How to Backup a PC
by Marisa Pellegrino
Everyone thinks, ‘it won’t happen to me’. But
what if it does? All your files, pictures and documents gone, in
an instant. Sure, you can reach for the disks that came with your
computer to reinstall the applications but what about the most important
component, your data? Data backup is something too many computer
There are a number of things that can bring down your computer,
some of which include a power surge, hard drive crash, careless
mistakes, viruses, a fire or theft.
If your system did not come with a recovery disc, you should consider
making a backup disc as soon as possible. This is important should
you ever need to rebuild your system to its “as bought”
How often you back up your data varies from person to person. It
depends on the volume of data input, frequency of change, and the
nature of your data. A general rule of thumb would be to back up
anything that would be difficult and time-consuming to re-create.
How to backup data:
If you have Windows XP, it includes backup software; however, if
you’re running on Home Edition, it isn’t installed by
default. Once the software is installed, go to the Start menu and
choose “accessories”, then “system tools”,
then “backup” in order to run the backup wizard. On
the final screen, you can press the “advanced” button
which will allow you to automatically schedule recurring backups.
The wizard also allows you to create a system recovery disc which
will enable you to boot and rescue your data should Windows get

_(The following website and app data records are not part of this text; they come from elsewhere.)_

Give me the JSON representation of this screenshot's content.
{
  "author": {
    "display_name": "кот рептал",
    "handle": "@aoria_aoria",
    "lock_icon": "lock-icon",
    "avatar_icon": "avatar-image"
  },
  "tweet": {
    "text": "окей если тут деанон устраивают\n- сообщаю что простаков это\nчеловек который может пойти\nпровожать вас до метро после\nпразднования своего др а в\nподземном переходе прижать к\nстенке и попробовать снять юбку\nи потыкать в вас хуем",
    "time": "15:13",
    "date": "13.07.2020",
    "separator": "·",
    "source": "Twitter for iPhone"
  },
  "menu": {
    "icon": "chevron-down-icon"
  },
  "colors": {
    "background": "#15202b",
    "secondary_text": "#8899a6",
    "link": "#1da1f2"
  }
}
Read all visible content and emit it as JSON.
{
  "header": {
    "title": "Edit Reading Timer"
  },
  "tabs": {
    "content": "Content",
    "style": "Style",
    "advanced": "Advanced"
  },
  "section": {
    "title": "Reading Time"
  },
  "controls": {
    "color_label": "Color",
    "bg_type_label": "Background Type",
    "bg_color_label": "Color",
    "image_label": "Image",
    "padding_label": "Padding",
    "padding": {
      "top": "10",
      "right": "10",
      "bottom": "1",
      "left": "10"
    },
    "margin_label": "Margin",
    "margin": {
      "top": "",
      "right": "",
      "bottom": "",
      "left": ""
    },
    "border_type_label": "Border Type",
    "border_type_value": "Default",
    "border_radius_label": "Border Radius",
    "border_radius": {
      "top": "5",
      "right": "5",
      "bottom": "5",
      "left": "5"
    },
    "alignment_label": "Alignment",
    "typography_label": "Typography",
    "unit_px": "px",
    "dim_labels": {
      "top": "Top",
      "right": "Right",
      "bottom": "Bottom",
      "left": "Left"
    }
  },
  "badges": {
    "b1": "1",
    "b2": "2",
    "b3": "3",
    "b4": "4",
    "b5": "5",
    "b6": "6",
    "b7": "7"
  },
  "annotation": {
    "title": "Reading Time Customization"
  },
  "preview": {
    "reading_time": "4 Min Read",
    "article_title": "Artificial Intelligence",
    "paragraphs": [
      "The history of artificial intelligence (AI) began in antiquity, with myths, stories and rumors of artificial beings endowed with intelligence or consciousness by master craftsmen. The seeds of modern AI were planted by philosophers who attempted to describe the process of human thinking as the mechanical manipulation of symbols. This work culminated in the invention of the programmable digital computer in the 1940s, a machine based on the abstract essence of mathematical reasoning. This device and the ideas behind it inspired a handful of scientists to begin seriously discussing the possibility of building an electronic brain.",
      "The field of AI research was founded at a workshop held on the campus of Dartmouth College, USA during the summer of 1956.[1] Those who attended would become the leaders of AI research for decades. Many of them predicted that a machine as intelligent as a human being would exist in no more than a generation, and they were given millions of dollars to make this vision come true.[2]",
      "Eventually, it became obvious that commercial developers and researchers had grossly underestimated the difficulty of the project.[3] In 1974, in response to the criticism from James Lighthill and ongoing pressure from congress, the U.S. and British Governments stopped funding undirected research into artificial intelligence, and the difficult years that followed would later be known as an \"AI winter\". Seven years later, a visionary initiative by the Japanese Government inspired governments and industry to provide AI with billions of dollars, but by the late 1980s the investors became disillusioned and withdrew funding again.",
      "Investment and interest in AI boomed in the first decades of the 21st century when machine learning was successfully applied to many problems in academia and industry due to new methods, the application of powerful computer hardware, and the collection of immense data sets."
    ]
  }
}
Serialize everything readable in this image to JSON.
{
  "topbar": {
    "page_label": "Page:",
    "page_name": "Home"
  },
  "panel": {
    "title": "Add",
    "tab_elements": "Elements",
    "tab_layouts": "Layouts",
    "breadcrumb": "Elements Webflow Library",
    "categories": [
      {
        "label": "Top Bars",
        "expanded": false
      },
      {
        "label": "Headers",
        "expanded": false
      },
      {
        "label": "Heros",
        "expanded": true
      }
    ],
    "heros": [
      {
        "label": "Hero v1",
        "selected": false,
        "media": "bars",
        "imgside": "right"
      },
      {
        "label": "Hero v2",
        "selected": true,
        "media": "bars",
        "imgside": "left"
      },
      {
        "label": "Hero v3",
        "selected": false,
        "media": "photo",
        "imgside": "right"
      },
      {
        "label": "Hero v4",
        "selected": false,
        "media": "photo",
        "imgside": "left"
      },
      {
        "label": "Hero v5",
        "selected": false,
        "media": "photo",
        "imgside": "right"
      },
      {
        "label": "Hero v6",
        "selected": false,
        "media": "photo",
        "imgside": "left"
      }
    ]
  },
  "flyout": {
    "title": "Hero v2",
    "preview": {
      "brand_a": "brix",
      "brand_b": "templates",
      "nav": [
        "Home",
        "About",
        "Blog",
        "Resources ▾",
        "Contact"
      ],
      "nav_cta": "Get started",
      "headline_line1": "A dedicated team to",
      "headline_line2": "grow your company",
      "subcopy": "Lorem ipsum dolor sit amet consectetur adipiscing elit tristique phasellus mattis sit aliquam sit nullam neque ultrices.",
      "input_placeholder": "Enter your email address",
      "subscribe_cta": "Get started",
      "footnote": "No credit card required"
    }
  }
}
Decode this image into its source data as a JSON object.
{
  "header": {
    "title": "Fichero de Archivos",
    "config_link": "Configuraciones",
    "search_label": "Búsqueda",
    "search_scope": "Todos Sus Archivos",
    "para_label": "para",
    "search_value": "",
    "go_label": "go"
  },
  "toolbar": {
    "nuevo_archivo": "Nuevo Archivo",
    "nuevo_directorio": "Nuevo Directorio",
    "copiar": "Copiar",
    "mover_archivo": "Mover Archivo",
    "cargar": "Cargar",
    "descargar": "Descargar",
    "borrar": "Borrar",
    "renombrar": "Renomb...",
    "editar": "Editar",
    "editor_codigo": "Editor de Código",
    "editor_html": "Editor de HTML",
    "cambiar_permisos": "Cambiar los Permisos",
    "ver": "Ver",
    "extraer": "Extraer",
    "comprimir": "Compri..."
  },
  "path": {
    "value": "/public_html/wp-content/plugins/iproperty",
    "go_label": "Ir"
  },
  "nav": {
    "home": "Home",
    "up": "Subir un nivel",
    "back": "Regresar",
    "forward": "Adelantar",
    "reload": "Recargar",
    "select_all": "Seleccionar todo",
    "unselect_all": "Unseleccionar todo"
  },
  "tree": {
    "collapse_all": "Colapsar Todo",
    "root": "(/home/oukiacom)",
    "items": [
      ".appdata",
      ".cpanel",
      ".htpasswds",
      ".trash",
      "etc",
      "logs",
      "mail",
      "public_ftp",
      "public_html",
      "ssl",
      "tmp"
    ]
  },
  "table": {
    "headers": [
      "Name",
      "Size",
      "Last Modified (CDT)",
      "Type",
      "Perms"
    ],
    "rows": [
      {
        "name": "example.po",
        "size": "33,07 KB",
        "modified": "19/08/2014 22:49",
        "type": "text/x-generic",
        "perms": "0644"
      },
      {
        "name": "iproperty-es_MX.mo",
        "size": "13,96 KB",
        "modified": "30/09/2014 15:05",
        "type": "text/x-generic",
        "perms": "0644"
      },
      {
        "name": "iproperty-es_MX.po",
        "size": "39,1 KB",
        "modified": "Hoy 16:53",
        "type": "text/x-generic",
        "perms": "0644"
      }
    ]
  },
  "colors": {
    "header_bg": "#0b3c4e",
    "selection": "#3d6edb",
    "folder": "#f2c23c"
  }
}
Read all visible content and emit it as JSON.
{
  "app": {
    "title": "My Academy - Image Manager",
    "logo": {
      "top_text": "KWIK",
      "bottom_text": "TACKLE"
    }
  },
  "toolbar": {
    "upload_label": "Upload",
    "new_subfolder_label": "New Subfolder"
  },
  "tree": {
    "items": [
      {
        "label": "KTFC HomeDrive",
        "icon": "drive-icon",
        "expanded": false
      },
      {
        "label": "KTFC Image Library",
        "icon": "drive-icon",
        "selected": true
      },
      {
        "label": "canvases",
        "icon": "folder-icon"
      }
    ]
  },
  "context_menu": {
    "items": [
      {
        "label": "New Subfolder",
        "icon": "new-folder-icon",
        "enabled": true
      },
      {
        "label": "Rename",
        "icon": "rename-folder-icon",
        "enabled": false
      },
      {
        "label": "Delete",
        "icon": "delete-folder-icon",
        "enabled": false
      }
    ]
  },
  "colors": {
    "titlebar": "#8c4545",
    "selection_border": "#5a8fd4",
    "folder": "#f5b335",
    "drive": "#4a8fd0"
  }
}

damaged. At the end of this article, you will find a list of programs
and software that can do the data backup for you.
You may think you’d like to back up everything you have in
your computer. However, there is no need to back up software and
applications since these can be reinstalled with the original discs.
Most Windows programs now have a default for storing data within
your user profile.
There are a number of programs that perform data backup for you,
some of which are described here. Ghost 9.0 creates
full drive images, IBackup copies files to remote
databases, and Dantz’s Retrospect Professional 6.5
is a traditional backup tool. There is also free software available
for data backup. For instance, Backup4 protects
your data and features an easy backup wizard that allows you to
schedule backups whenever you like. Disk Tools Image Maker
is an easy-to-use disk imaging tool which allows you to create exact
images of your entire drive. It works directly from within Windows
so there is no need to boot from a floppy. Handy Backup
is another software which makes an automatic backup of critical
data to any type of storage medium.
Here are a few tips to keep in mind regarding data backup:
Don’t procrastinate. Most people decide to back up their
data only after they’ve experienced a loss!
Try to find a backup software that can hold twice as much as your
hard disk so that you’re able to schedule backups when you’re
Back up only what is necessary. However, if you’re not sure,
back it up ... better safe than sorry!
About the Author
Marisa Pellegrino is a freelance writer from Montreal and is the
head researcher and content manager for RAID
RECOVERY and other sites.